(CNN) -- It was chunky, a hideous tan color, and, by today's standards, ridiculously feeble.
It was limited to 64 kilobytes of memory -- about the equivalent of one long e-mail.
And yet 25 years ago, almost everyone seemed to have one.
It was the Commodore 64, an 8-bit, mass-produced machine that brought personal computing into the home for millions of users in the early- and mid-1980s. People used their C64s, as they were known, for everything from basic office functions to primitive games like "Impossible Mission."
Commodore sold more than 17 million of its C64 systems, according to the company. The Guinness Book of World Records lists the Commodore 64 as the best-selling single computer model of all time.
"Spent hours and hours writing little programs for my then very young kids .... happy days," wrote Ian Mumby last month on a Commodore 64 Facebook page. "Still have the c64 in the loft, may have to go dig it out and play."
Now, nearly three decades after it debuted in 1982, the Commodore 64 is making a comeback. The company that built it, Commodore International, went bankrupt in 1994. But a revived outfit, Commodore USA, plans to release a line of retro-looking Commodore computers this month that have modern components inside.
On the outside, these self-contained "keyboard computers" will look as they did back when Ronald Reagan was in the White House and "Miami Vice" was bringing moody pastel hues to TV. Under the hood, however, they will be very up-to-date.
The new Commodore 64's hardware includes a dual-core 1.8 Ghz Atom processor, Nvidia Ion2 graphics chipset, up to 4 GB of RAM and HDMI output for desktop viewing on TV. It also features USB connectivity, a multi-format memory card reader and Wi-Fi capability.
Prices start at $595 -- the same as the original machine. A monitor and mouse are sold separately. Pre-sales are under way, and Commodore is promising delivery by early June.
Commodore USA President and CEO Barry Altman said he sought out the owners of the defunct Commodore brand and acquired the licenses to the name. He wasn't planning to reproduce a Commodore 64 model at first, but changed his mind after being flooded with requests on his website.
Altman, whose reborn Commodore company is based in Fort Lauderdale, Florida,began taking pre-orders on the site April 5 and was stunned by the response.
"The demand for this unit is worldwide. It's far, far exceeding our wildest expectations," Altman told CNN. He said about 20,000 models were ordered in each of the first few days they went on sale in early April.
"Because it's so retro, it's even been popular among kids who weren't even alive when the (original) 64 was around," he said.
Altman became sold on Commodores when he ran his satellite communications company on almost 200 Commodore 64s in the 1980s.
"It was a great product, with a great form factor," he said. "It contains the entire computer inside the keyboard. It takes up no extra room."

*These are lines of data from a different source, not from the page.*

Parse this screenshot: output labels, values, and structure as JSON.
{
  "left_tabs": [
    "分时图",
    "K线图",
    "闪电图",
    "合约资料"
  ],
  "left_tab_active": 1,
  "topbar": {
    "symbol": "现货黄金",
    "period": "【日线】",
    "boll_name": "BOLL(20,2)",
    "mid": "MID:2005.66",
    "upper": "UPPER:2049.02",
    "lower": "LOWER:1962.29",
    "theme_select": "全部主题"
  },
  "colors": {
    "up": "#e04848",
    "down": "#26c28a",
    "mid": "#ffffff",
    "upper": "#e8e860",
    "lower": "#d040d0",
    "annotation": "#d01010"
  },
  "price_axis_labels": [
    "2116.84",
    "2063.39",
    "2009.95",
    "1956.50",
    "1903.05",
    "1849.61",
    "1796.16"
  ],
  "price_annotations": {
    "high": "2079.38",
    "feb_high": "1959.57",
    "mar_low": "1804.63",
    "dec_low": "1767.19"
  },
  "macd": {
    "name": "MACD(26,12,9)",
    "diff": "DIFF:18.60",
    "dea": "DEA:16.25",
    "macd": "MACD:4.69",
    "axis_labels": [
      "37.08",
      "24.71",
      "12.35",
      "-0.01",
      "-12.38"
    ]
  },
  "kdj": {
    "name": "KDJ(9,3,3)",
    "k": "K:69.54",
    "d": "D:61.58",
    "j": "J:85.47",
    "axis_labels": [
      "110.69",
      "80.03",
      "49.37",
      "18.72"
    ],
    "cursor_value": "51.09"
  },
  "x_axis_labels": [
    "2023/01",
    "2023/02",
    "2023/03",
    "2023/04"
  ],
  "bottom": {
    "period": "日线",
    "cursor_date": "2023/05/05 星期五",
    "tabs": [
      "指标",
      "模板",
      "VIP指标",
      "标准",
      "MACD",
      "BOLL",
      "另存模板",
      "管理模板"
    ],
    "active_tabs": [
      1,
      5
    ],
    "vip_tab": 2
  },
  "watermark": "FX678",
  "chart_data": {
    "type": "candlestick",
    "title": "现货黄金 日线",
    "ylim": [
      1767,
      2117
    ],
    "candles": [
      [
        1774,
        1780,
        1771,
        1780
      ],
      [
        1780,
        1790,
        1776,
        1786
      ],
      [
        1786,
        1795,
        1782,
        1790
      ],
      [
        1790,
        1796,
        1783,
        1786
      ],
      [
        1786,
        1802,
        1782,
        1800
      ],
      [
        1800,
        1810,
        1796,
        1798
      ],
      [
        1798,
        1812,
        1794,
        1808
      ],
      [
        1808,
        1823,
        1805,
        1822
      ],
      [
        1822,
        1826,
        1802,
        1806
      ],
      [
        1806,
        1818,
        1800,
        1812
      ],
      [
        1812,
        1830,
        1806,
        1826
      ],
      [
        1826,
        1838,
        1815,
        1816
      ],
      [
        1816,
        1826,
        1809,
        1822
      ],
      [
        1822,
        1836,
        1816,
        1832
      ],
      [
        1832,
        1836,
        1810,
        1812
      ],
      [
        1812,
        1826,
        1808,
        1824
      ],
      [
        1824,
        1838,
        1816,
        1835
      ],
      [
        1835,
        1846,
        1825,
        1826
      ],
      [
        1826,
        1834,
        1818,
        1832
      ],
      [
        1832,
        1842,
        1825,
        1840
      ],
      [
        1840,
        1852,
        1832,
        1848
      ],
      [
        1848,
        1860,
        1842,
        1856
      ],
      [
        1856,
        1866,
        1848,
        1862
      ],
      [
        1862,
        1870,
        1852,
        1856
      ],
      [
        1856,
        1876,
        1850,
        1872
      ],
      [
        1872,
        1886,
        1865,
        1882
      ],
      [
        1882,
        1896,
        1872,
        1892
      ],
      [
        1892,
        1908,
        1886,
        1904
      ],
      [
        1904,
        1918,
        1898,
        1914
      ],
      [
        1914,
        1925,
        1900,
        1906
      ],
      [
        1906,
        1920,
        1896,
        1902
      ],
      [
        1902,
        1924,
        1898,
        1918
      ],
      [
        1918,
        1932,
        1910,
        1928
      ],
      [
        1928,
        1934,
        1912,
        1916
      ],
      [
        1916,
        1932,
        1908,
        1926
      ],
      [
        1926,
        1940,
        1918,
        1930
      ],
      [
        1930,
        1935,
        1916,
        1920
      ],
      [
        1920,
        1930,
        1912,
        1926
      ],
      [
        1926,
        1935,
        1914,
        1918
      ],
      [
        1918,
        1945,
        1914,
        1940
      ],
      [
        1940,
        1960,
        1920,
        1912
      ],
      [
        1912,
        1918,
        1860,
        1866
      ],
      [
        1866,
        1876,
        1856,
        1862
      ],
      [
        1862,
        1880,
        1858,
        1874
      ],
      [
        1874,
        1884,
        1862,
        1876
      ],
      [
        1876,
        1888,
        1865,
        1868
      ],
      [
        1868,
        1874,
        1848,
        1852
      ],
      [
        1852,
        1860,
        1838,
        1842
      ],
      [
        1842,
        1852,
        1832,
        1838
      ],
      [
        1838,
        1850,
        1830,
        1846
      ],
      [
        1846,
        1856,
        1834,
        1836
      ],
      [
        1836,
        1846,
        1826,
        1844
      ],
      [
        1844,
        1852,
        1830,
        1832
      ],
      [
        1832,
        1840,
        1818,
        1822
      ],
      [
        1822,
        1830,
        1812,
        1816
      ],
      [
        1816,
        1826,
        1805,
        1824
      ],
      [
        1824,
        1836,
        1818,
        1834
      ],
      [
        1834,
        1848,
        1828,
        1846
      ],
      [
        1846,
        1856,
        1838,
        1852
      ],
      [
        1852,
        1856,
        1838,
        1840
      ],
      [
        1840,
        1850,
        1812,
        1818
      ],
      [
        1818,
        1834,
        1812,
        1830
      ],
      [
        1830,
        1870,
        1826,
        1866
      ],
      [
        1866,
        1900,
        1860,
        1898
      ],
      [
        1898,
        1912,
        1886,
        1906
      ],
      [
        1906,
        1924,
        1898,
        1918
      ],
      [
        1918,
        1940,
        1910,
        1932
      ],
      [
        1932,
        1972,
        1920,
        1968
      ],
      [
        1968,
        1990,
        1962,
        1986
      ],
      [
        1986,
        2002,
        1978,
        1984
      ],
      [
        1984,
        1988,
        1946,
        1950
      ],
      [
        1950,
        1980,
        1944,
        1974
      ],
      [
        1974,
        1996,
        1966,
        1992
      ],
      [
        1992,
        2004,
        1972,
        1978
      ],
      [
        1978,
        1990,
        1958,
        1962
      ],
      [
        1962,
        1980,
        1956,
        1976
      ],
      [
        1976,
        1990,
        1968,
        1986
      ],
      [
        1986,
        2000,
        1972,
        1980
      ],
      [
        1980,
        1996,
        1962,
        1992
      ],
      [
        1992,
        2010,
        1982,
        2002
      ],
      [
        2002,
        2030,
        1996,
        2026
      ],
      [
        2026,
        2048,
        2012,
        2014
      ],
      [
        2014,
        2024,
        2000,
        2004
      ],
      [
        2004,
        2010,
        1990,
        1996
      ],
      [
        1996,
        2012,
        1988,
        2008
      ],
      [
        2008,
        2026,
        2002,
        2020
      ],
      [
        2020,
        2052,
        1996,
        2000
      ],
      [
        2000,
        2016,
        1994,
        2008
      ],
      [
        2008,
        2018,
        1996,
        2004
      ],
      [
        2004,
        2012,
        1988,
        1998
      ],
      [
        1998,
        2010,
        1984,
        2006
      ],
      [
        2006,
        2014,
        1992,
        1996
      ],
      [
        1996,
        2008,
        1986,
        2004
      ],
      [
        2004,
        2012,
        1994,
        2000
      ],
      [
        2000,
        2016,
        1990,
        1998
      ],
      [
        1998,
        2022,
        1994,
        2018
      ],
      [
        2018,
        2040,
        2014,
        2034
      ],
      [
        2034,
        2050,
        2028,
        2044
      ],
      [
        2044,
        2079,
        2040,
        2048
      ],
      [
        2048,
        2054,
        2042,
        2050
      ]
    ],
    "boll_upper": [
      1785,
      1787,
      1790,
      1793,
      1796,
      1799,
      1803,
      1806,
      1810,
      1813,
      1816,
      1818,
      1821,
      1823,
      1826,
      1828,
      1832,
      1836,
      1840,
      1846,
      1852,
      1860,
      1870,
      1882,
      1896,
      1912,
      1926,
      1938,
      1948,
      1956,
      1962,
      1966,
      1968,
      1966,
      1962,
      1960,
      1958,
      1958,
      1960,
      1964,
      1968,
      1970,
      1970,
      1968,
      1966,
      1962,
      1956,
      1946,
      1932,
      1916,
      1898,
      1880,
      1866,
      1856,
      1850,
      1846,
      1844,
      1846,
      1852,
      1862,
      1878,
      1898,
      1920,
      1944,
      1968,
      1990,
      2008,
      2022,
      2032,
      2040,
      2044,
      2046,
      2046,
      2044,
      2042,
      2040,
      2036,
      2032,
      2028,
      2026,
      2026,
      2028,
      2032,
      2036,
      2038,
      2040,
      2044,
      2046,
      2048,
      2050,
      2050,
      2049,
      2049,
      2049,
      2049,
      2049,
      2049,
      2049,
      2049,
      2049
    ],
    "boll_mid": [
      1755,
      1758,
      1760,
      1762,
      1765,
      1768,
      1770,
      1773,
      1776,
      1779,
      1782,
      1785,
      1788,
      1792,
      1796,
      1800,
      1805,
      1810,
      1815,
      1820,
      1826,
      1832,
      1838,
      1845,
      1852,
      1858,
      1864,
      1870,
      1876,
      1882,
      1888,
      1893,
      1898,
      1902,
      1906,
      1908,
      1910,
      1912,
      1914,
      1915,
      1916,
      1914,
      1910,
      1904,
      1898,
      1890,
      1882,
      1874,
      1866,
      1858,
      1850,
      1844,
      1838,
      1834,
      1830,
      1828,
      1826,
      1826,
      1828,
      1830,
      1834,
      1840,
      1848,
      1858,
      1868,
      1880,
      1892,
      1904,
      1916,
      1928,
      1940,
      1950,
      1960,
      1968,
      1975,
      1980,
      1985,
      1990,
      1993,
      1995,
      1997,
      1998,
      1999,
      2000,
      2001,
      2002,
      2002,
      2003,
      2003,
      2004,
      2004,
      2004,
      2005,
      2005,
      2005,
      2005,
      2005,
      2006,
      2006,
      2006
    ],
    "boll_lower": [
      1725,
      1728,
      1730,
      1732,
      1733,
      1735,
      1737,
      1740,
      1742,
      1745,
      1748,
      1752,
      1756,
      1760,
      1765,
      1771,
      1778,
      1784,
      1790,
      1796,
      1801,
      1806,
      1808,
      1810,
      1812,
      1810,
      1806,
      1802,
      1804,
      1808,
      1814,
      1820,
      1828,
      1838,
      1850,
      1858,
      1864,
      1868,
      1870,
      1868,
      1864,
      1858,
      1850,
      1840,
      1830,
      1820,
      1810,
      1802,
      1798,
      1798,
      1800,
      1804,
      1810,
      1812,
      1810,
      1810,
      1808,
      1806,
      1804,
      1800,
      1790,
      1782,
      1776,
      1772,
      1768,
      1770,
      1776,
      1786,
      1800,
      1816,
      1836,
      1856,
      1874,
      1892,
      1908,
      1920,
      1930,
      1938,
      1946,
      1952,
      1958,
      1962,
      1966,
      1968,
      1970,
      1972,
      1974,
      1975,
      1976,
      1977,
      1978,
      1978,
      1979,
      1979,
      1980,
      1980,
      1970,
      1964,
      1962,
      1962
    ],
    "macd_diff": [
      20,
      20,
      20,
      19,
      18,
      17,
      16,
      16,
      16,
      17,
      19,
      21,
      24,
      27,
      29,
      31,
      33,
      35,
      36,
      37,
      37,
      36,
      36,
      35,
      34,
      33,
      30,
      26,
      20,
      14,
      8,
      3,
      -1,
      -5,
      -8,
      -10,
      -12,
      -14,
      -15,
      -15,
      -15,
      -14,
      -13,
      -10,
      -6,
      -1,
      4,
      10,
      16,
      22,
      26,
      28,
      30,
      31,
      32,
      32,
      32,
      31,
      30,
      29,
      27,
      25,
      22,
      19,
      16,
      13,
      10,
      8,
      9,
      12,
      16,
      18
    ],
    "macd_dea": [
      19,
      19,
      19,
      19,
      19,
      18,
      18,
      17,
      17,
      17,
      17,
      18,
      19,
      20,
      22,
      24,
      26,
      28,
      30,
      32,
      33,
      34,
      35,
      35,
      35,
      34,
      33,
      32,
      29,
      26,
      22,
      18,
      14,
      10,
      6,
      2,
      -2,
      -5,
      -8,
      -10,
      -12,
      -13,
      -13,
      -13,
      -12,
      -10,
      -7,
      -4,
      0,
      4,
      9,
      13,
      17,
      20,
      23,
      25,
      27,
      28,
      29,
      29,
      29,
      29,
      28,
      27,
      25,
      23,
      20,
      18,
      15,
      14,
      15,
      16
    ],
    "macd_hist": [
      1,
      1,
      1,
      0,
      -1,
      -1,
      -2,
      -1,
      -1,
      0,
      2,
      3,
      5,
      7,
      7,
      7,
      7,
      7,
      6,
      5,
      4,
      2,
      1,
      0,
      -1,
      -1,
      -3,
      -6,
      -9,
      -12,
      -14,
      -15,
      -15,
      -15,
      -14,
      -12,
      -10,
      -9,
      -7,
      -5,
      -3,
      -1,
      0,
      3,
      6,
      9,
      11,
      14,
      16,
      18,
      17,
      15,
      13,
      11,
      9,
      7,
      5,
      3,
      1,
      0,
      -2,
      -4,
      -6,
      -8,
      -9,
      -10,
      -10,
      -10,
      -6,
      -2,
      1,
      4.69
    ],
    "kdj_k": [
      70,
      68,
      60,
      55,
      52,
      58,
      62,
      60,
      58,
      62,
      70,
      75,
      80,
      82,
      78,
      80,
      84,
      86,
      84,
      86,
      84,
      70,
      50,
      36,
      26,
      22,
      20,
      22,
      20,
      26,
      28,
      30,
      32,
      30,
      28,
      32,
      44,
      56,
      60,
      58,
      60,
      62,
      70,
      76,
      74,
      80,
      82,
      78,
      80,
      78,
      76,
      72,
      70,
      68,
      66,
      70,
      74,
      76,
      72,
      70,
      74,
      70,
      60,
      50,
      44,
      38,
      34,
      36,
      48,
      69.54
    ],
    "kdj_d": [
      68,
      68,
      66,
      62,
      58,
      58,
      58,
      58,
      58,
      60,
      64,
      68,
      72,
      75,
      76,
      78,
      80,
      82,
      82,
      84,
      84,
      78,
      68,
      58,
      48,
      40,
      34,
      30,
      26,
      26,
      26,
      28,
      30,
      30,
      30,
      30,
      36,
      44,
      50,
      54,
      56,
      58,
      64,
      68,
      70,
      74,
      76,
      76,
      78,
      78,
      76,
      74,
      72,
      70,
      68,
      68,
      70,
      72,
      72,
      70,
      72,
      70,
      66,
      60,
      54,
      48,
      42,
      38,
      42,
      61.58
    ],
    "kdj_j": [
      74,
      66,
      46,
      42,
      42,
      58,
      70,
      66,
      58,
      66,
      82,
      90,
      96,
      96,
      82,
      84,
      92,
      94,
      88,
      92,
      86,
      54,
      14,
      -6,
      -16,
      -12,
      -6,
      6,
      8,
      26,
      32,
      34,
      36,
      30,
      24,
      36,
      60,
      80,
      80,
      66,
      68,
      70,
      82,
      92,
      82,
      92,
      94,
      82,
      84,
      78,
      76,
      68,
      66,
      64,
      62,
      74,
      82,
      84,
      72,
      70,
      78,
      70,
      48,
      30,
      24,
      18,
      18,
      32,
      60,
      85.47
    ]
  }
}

The C64 became hugely popular because it had more memory and was much cheaper than comparable models from IBM and Apple. It could also be hooked up to almost any ordinary television, which served as a monitor.
Altman said his research showed brand recognition of 87% for the Commodore 64, a remarkable score for a model that's been off the market for 17 years.
Options range from a classically styled $250 plastic shell for DIYers who want to insert their own motherboard and hard drive, to a fully loaded $895 "Ultimate" system with 1 TB of storage space and a Blu-ray drive.
Commodore's historical VIC line of 8-bit personal computers is also getting an overhaul. And Altman promises a new line of computers based on the popular Commodore Amiga brand will also arrive soon.
Replicating the look and feel of the original Commodore 64 machines was a "monumental undertaking," he said. To get the distinctive tan color just right, Altman had to send samples to a lab to be analyzed and reproduced.
"That original color -- brown, tan, beige, whatever you want to call it -- must have been designed by an alien," he said.
The original Commodore 64s may conjure up fond memories in millions of former arcade-loving adolescents. But will the system's storied past and chunky beige aesthetic be enough to attract today's computer users, who have been weaned on the sleek stylings and slick interfaces of Apple devices?
If Altman is worried about that, he's not saying.
"I was taken by surprise by the scope of (the interest)," he told CNN. "Nostalgia is a big thing. There are a tremendous amount of people who have been brought up on the Commodore 64."